▪ Views on Fifth: This is perhaps the most high profile project in Olympia and, for some in the community, the most controversial. Ken Brogan and his partners want to transform the former Capitol Center Building on Fifth Avenue, which overlooks Capitol Lake, into a mixed-use destination with 136 residential units, restaurant and retail space, plus two additional buildings. Stahley said the city’s site plan review committee has forwarded its recommendations, which he described as “pretty pro forma,” to the Olympia hearings examiner, who will consider it Jan. 9. What does a hearings examiner do? “Provide an independent project permit review and issue a final decision on major land use projects consistent with city, state and federal regulations,” according to the city.
▪ Columbia Place: Columbia Place — on a vacant lot north of what is now the Doubletree Hotel on Capitol Way — might generate the most questions. That’s because the project first came before the city more than a decade ago, Stahley said. Work began on the foundation around 2007, then it sat, delayed by the Great Recession. Vine Street Investors wants to bring retail, office and more than 100 apartment units to that site. Stahley said the project has site plan review approval, but the city has yet to see a building permit application.
▪ Dockside Flats: If you’ve been driving around looking for Les Schwab on State Avenue, well, it has moved to Plum Street and Union Avenue. Walker John now wants to develop the old site into ground-floor commercial space topped by two floors of 40 residential units. The project is still under review by the city, which recently hosted a neighborhood meeting about the proposal. Building heights in this area of downtown are currently limited to 35 feet, Stahley said.
▪ Reserve at Lacey: This senior housing project, originally proposed as 300 units at Pacific Avenue and Carpenter Road, is set to get under way in January, said Rick Walk, community and economic development director for the city. However, he said the developer, Southern California-based AVS Communities, now proposes to build a four-story building instead of a five-story structure. Neighbors who initially opposed the project might welcome that change because they raised concerns about a number of things, including heights and obstructed views. That site currently is home to an abandoned Albertson’s.
▪ Northeast Quadrant: Bellevue-based developer Mon Wig and the Nisqually tribe have proposed a 320,000-square-foot retail project — a dozen buildings — in northeast Lacey at Marvin Road and Britton Parkway. Walk said there has been little movement on this project, but the city has requested some traffic impact analysis.
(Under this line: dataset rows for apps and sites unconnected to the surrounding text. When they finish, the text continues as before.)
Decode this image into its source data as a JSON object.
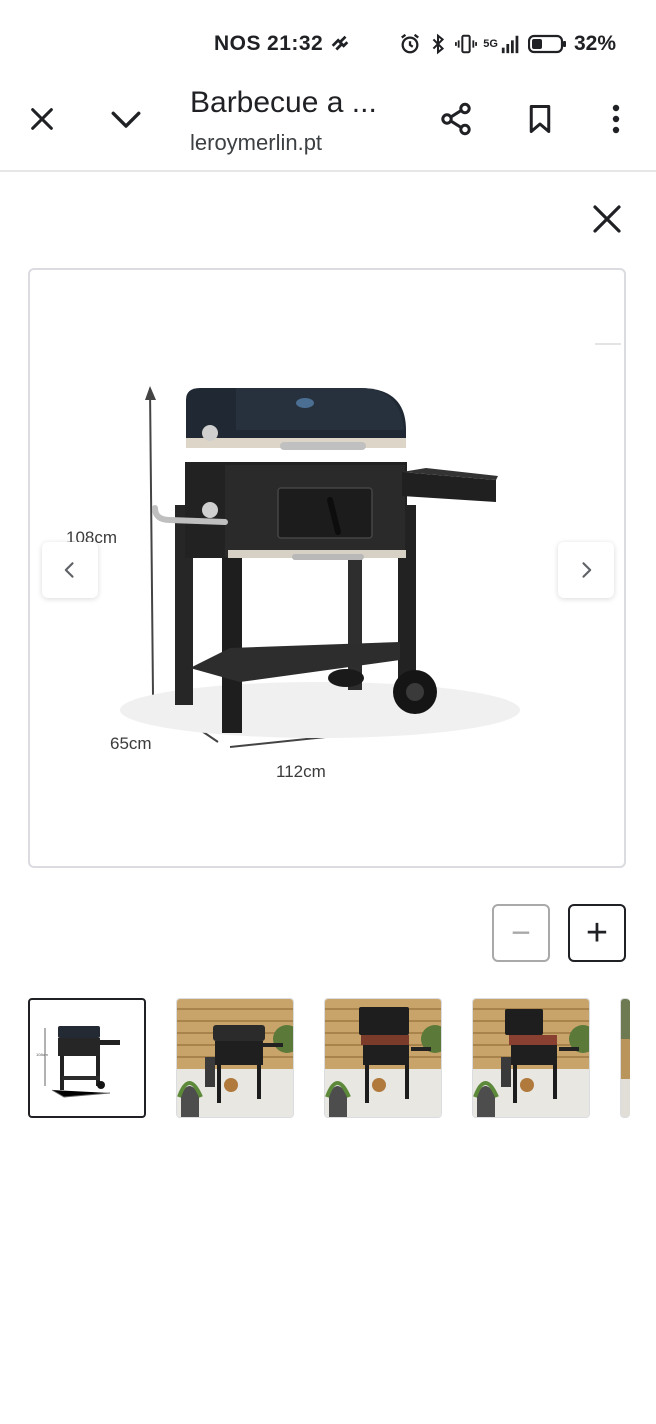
{
  "status_bar": {
    "carrier": "NOS",
    "time": "21:32",
    "battery_percent": "32%",
    "network": "5G",
    "icons": [
      "alarm-icon",
      "bluetooth-icon",
      "vibrate-icon",
      "signal-icon",
      "battery-icon"
    ]
  },
  "toolbar": {
    "title": "Barbecue a ...",
    "url": "leroymerlin.pt",
    "icons": [
      "close-icon",
      "chevron-down-icon",
      "share-icon",
      "bookmark-icon",
      "more-vert-icon"
    ]
  },
  "viewer": {
    "dimensions": {
      "height_label": "108cm",
      "depth_label": "65cm",
      "width_label": "112cm"
    },
    "zoom": {
      "out_label": "−",
      "in_label": "+"
    },
    "thumbnails": [
      {
        "selected": true,
        "kind": "product-dimensions"
      },
      {
        "selected": false,
        "kind": "lifestyle-closed-lid"
      },
      {
        "selected": false,
        "kind": "lifestyle-open-lid"
      },
      {
        "selected": false,
        "kind": "lifestyle-open-lid"
      },
      {
        "selected": false,
        "kind": "lifestyle-partial"
      }
    ],
    "colors": {
      "accent": "#202124",
      "border": "#dadce0",
      "grill": "#2a2a2a",
      "wood": "#c9a46a"
    }
  }
}
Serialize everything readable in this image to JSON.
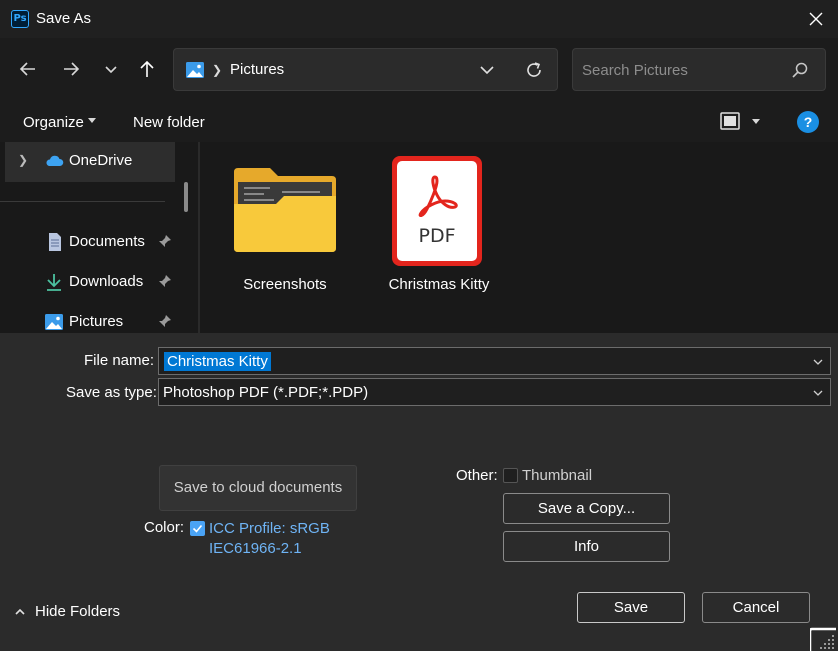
{
  "window": {
    "title": "Save As",
    "app_icon_text": "Ps"
  },
  "navigation": {
    "address_current": "Pictures",
    "search_placeholder": "Search Pictures"
  },
  "toolbar": {
    "organize_label": "Organize",
    "new_folder_label": "New folder"
  },
  "sidebar": {
    "items": [
      {
        "label": "OneDrive",
        "icon": "onedrive-cloud-icon",
        "expandable": true,
        "selected": true
      },
      {
        "label": "Documents",
        "icon": "document-icon",
        "pinned": true
      },
      {
        "label": "Downloads",
        "icon": "download-arrow-icon",
        "pinned": true
      },
      {
        "label": "Pictures",
        "icon": "picture-icon",
        "pinned": true
      }
    ]
  },
  "files": [
    {
      "name": "Screenshots",
      "type": "folder"
    },
    {
      "name": "Christmas Kitty",
      "type": "pdf",
      "icon_text": "PDF"
    }
  ],
  "form": {
    "file_name_label": "File name:",
    "file_name_value": "Christmas Kitty",
    "save_type_label": "Save as type:",
    "save_type_value": "Photoshop PDF (*.PDF;*.PDP)"
  },
  "options": {
    "cloud_button_label": "Save to cloud documents",
    "color_label": "Color:",
    "icc_line1": "ICC Profile:  sRGB",
    "icc_line2": "IEC61966-2.1",
    "icc_checked": true,
    "other_label": "Other:",
    "thumbnail_label": "Thumbnail",
    "thumbnail_checked": false,
    "save_copy_label": "Save a Copy...",
    "info_label": "Info"
  },
  "footer": {
    "hide_folders_label": "Hide Folders",
    "save_label": "Save",
    "cancel_label": "Cancel"
  },
  "colors": {
    "accent": "#0078d4",
    "link": "#6fb4f5",
    "pdf_red": "#e3251d",
    "folder_yellow": "#f8c93b"
  }
}
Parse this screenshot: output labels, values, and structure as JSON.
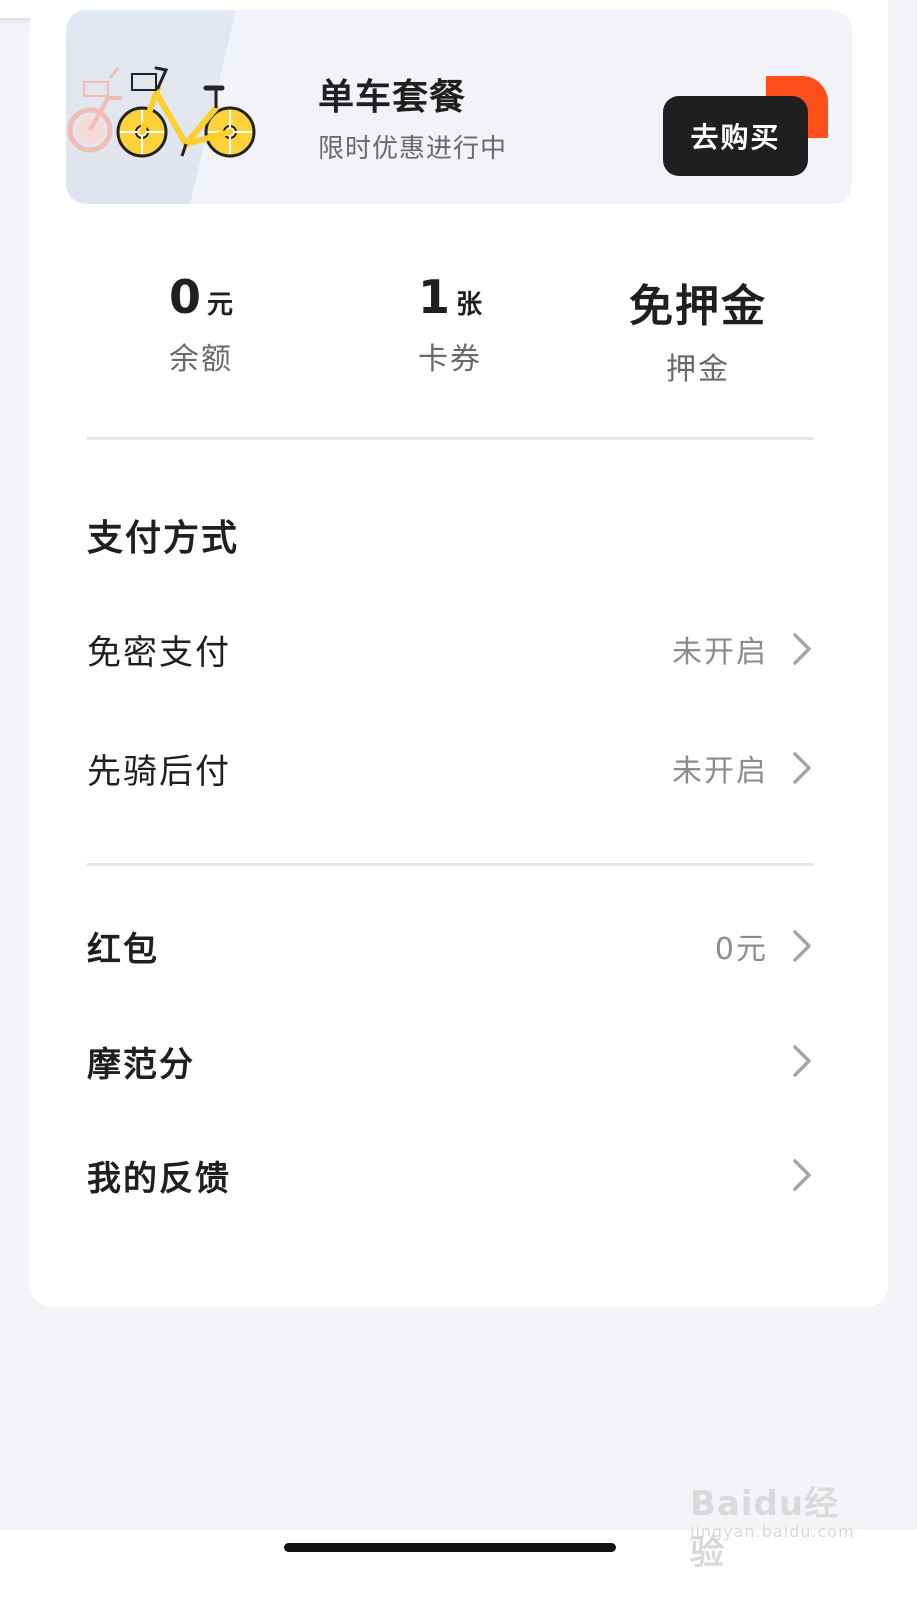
{
  "promo": {
    "title": "单车套餐",
    "subtitle": "限时优惠进行中",
    "buy_label": "去购买"
  },
  "stats": [
    {
      "value": "0",
      "unit": "元",
      "label": "余额"
    },
    {
      "value": "1",
      "unit": "张",
      "label": "卡券"
    },
    {
      "value": "免押金",
      "label": "押金"
    }
  ],
  "payment": {
    "section_title": "支付方式",
    "items": [
      {
        "label": "免密支付",
        "status": "未开启"
      },
      {
        "label": "先骑后付",
        "status": "未开启"
      }
    ]
  },
  "menu": [
    {
      "label": "红包",
      "value": "0元"
    },
    {
      "label": "摩范分"
    },
    {
      "label": "我的反馈"
    }
  ],
  "watermark": {
    "brand": "Baidu经验",
    "site": "jingyan.baidu.com"
  },
  "colors": {
    "accent": "#ff4e1a",
    "button_bg": "#1f1f1f",
    "bike_yellow": "#ffd23c",
    "bike_pink": "#f4b5a9"
  },
  "icons": {
    "chevron": "chevron-right-icon",
    "bike": "bicycle-icon"
  }
}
▪ Craft Brewing and Distilling Center: Proposed for an area near Capitol Boulevard and E Street, this project is underway after the parcel was cleared and graded. Community Development Director Mike Matlock said the amphitheater and five-building project is still under review. Once that is complete, the developers, Craft District LLC, can apply for building permits. There’s already been significant buzz about this project, especially after Heritage Distilling of Gig Harbor and South Puget Sound Community College agreed to lease space. There also has been one little hiccup after Tenino-based Sandstone Distillery backed out of the project.